The Heat Transfer Lab works with various experiments mainly related to flow in gas turbines and electronics cooling. The group's current focus is gas turbines, electronics cooling, and photovoltaic cell fabrication.
- In gas turbines, the researchers study the flow and heat transfer over turbine cascade endwall, where the flow is operating under high Reynolds number conditions and is highly turbulent with a large range of eddy length scales. Due to the complexity of gas turbine experiments and flow, which includes many simplified models of the real engine, numerical simulations are very helpful in a giving greater insight on the limitations of the test facility and more importantly, the extent to which different numerical models predict the flow in gas turbines. Due to the large range of eddy scales, it has been found by practice that RANS (Reynolds Averaged Navier Stokes) predicts much larger turbulence dissipation which lead to lower levels of turbulence in the cascade. Getting the turbulence right is vital for this kind of flow because it characterizes the mixing within the passage. Therefore, LES models are usually used instead of RANS models. LES requires high computational resources with large RAM and storage memory compared with RANS. The researchers are continuing to use MSI resources to conduct RANS modeling and move into LES simulations using ANSYS Fluent mainly for flow in gas turbines. The researchers have recently begun film cooling experiments and supporting computation for an expanded aspect of the gas turbine heat transfer research. They expect to use RANS and LES turbulence calculations.
- In the electronics cooling studies, the researchers are looking at unsteady, single-phase flow over electronics devices.
- For the solar cell fabrication work, they are analyzing heat and mass transfer in a CVD device designed for perovskite material use to generate the holes and electrons in the cell.

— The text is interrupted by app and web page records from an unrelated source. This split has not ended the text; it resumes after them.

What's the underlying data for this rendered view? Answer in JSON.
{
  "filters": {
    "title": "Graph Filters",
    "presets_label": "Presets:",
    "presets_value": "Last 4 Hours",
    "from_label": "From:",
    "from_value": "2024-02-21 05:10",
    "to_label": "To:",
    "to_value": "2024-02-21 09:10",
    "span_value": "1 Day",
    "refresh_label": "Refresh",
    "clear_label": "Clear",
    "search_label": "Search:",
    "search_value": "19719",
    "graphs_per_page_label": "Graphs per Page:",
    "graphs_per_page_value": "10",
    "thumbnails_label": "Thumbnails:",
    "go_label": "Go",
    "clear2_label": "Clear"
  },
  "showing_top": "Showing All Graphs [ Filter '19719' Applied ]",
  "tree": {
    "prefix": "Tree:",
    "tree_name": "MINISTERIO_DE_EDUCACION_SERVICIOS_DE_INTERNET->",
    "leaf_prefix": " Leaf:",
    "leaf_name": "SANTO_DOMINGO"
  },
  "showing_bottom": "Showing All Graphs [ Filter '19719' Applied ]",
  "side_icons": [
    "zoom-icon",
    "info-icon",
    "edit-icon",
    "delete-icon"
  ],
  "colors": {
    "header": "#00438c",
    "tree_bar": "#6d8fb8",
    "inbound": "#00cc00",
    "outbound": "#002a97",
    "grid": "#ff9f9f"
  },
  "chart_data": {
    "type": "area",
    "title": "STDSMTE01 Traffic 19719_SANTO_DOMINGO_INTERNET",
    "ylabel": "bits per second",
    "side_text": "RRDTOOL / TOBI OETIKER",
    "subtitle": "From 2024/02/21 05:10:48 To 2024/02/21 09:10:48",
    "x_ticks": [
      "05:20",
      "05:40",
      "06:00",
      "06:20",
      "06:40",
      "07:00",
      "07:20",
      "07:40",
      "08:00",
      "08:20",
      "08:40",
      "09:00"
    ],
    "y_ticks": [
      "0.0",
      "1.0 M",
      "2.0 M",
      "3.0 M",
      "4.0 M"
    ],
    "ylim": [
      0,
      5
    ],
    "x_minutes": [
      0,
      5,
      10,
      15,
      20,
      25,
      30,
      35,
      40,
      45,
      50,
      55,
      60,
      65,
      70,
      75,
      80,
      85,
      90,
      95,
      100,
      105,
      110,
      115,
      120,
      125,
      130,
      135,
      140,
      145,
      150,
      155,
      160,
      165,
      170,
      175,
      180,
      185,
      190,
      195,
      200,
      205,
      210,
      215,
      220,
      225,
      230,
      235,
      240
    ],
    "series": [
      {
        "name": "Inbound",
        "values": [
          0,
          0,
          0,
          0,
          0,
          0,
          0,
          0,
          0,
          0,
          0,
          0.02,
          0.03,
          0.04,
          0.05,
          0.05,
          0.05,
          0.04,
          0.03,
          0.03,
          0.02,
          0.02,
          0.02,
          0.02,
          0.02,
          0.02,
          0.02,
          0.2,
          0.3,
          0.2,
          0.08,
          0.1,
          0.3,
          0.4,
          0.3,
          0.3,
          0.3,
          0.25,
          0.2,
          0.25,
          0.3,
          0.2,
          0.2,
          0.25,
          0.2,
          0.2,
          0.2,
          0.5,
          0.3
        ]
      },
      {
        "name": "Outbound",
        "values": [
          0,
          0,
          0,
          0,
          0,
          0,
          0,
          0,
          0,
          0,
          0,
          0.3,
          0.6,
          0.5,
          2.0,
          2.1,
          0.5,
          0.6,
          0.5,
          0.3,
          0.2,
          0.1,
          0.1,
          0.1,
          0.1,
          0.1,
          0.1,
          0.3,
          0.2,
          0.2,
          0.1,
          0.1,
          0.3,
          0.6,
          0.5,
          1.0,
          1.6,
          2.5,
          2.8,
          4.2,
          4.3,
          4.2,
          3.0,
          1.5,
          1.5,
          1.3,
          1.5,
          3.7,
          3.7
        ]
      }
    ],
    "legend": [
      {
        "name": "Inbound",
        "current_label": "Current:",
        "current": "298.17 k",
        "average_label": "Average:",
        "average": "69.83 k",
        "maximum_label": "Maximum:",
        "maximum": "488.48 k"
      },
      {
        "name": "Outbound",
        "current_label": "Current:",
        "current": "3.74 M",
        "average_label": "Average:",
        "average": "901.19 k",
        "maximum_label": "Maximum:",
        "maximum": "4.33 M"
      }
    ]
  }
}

- Other activity includes simulations of sensors for detecting contaminate levels streams and lakes. These simulations are done with ANSYS. Although they are for laminar flows, they are driven by high-speed actuators, so time resolution dictates long computational run times. They are usually in the micro scale.